- There is a new chief watchdog at the Recovery, Accountability and Transparency Board. It’s a visible job. She takes over from Earl Devaney. And she has a tough task leading an organization that could sunset is a little over a year. We’ll introduce you to Kathleen Tighe later in the program.
- You watch what you eat, but do you watch what you read? and watch? and listen to, for that matter? and click on? We’ll talk about OUR role in defining the meadia culture out there... we’re going to talk to Clay Johnson, author of the book The Information Diet.
- And have you seen the TV show Undercover Boss? We’ll talk to a professor about the advantages of walking in somebody else’s shoes.
The stories that impact your life for Wednesday March 7th, 2012… your government world in 120-seconds…
- Another government shutdown could be looming…this time at the Transportation Department. Congress has failed to end debate on a new bill by eight votes. If the current law expires on March 31, the federal collection of Highway Trust Fund taxes would stop, and so would money flowing to state and local transportation projects. Federal News Radio says, Congress could pass another continuing resolution, which it has already done eight times since 2009, when transportation authorization first expired.
- Is your boss snooping around in your personal email? That’s the questions a couple of senior lawmakers are trying to figure out. Government Executive says, Sen. Chuck Grassley (R-Iowa) and Rep. Darrell Issa (R-Calif.) had their interest piqued when six former Food and Drug Administration workers sued the agency, claiming it was looking at whistleblowing emails.
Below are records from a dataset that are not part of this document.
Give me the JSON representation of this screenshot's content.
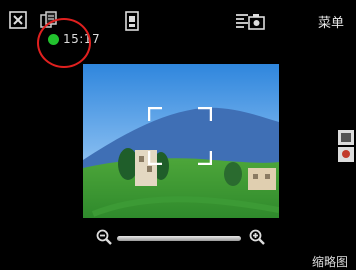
{
  "status": {
    "time": "15:17"
  },
  "toolbar": {
    "menu_label": "菜单"
  },
  "gallery": {
    "thumbnail_label": "缩略图"
  },
  "zoom": {
    "level": 0.1
  },
  "icons": {
    "close": "close-icon",
    "copy": "copy-icon",
    "mode": "camera-mode-icon",
    "settings": "settings-icon",
    "zoom_out": "zoom-out-icon",
    "zoom_in": "zoom-in-icon",
    "capture_mode": "capture-mode-icon"
  },
  "colors": {
    "status_dot": "#22c22e",
    "highlight": "#e0201f",
    "background": "#000000"
  }
}
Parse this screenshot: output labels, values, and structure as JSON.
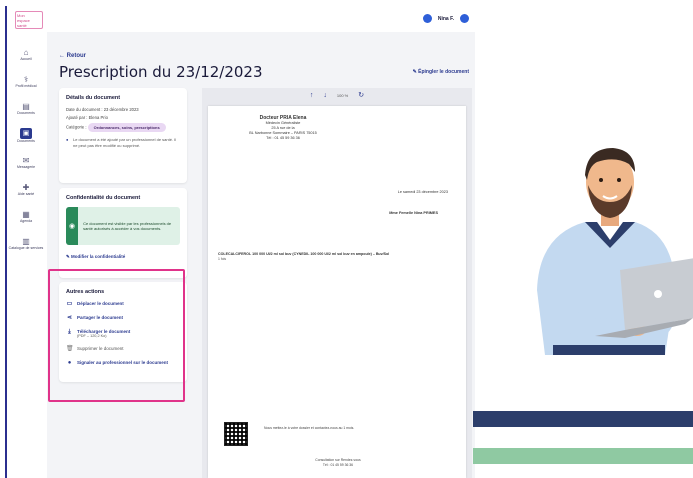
{
  "app": {
    "logo_lines": [
      "Mon",
      "espace",
      "santé"
    ],
    "user_name": "Nina F."
  },
  "sidebar": {
    "items": [
      {
        "icon": "home-icon",
        "label": "Accueil"
      },
      {
        "icon": "profile-icon",
        "label": "Profil médical"
      },
      {
        "icon": "cabinet-icon",
        "label": "Documents"
      },
      {
        "icon": "documents-icon",
        "label": "Documents",
        "active": true
      },
      {
        "icon": "mail-icon",
        "label": "Messagerie"
      },
      {
        "icon": "help-icon",
        "label": "Aide santé"
      },
      {
        "icon": "agenda-icon",
        "label": "Agenda"
      },
      {
        "icon": "catalog-icon",
        "label": "Catalogue de services"
      }
    ]
  },
  "header": {
    "back_label": "Retour",
    "title": "Prescription du 23/12/2023",
    "print_label": "Épingler le document"
  },
  "details": {
    "title": "Détails du document",
    "date_line": "Date du document : 23 décembre 2023",
    "added_line": "Ajouté par : Elena Prio",
    "category_label": "Catégorie :",
    "category_value": "Ordonnances, soins, prescriptions",
    "note": "Le document a été ajouté par un professionnel de santé. Il ne peut pas être modifié ou supprimé."
  },
  "confidentiality": {
    "title": "Confidentialité du document",
    "text": "Ce document est visible par les professionnels de santé autorisés à accéder à vos documents.",
    "link": "Modifier la confidentialité"
  },
  "actions": {
    "title": "Autres actions",
    "items": [
      {
        "icon": "move-icon",
        "label": "Déplacer le document",
        "sub": ""
      },
      {
        "icon": "share-icon",
        "label": "Partager le document",
        "sub": ""
      },
      {
        "icon": "download-icon",
        "label": "Télécharger le document",
        "sub": "(PDF – 120,2 Ko)"
      },
      {
        "icon": "trash-icon",
        "label": "Supprimer le document",
        "sub": ""
      },
      {
        "icon": "info-icon",
        "label": "Signaler au professionnel sur le document",
        "sub": ""
      }
    ]
  },
  "viewer": {
    "zoom": "100 %",
    "doctor_name": "Docteur PRIA Elena",
    "doctor_spec": "Médecin Généraliste",
    "doctor_addr": "25 A rue de la",
    "doctor_city": "BL Narbonne Sommaire – PARIS 75015",
    "doctor_tel": "Tél : 01 45 59 36 36",
    "date_line": "Le samedi 23 décembre 2023",
    "patient_line": "Mme Femelle Nina PRIMES",
    "rx_line": "COLECALCIFEROL 100 000 UI/2 ml sol buv (CYNEDIL 100 000 UI/2 ml sol buv en ampoule) – Buv/Sol",
    "rx_sub": "1 fois",
    "footer_line": "Nous mettez-le à votre dossier et contactez-nous au 1 mois.",
    "footer_sign1": "Consultation sur Rendez-vous",
    "footer_sign2": "Tél : 01 45 59 36 36"
  },
  "colors": {
    "brand": "#2b3a8f",
    "highlight": "#e0338a",
    "stripe_dark": "#2c3e6b",
    "stripe_green": "#8fc9a2"
  }
}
The lawmakers have asked the Office of Management and Budget to for a government wide review of policies for monitoring federal employees’ personal email accounts.
- The United States took a step backwards in the rankings of an international survey of e-government capability. Federal Computer Week says the U.S. now ranks fifth in the United Nations’ Global E-gov index. Topping off the list was South Korea, followed by the Netherlands, United Kingdom, Denmark and then the United States. The rankings are based on public sector capacity for using government websites and public information tools to serve citizens. Find the full report here.
- Feds aren’t the only public servants who are feeling the pay and benefits pinch. A new Government Accountability Office report shows the roughly 27 million state and local government employees are also feeling the potentially bigger cuts. Government Executive says in the last four years half the states have shifted a larger share of pension costs to employees by increasing member contributions. And 35 states have also reduced pension benefits for future employees.
- More transparency. Federal CIO Steven VanRoekel tweeted that the Obama administration launched an updated version of the IT Dashboard. You can find it at ITDashboard.gov. And he said in a OMB blog post, the site is more accessible… and includes more data, including data for fiscal year 2013.
- And yes, it was Super Tuesday yesterday. Here is what you need to know. Slate’s John Dickerson merely tweeted: To be continued. The long and short of it: The GOP nomination probably isn’t over yet. Mitt Romney squeaked out a 1 percent victory over Rick Santorum in the key state of Ohio, and Romney, Santorum and Newt Gingrich all took something away last night… Politico says they all probably take enough away to keep going. And the November election is 244 days away.
- And over on GovLoop, were prepping for the 3rd annual Next Generation of Government Leaders conference. And it is GovLoop, so we are looking for your thoughts. How can we help you do your job better? What sessions would you most benefit from? Who would you like to hear from? What kind of training do you need to be a better public servant? Any other comments or suggestions on how to makeNextGen 2012 awesome? Send your ideas our way.
This video shows a demonstration of the “Cheetah” robot galloping at speeds of up to 18 miles per hour (mph), setting a new land speed record for legged robots. The previous record was 13.1 mph, set in 1989. The robot’s movements are patterned after those of fast-running animals in nature. The robot increases its stride and running speed by flexing and un-flexing its back on each step, much as an actual cheetah does. The current version of the Cheetah robot runs on a laboratory treadmill where it is powered by an off-board hydraulic pump, and uses a boom-like device to keep it running in the center of the treadmill. Testing of a free-running prototype is planned for later this year.And remember Watson — that IBM computer that was able to beat Jeopardy champions a year ago. Well, Watson will soon be advising Wall Street… about risk. Bloomberg says that Citigroup has just hired Watson… to make sense of big data. And you may have seen the story in the New York Times over the weekend where IBM is using that computing power to build smarter cities. Tomorrow, we’re going to talk about big data. Specifically, we’re going to talk to a the police in Santa Cruz, California about how they are using big data to do their jobs better. It is one of those stories that will really get you to think differently. I hope you’ll join us. That does it for us today. Thanks for being here. Go out and do good work. And we’ll see you online…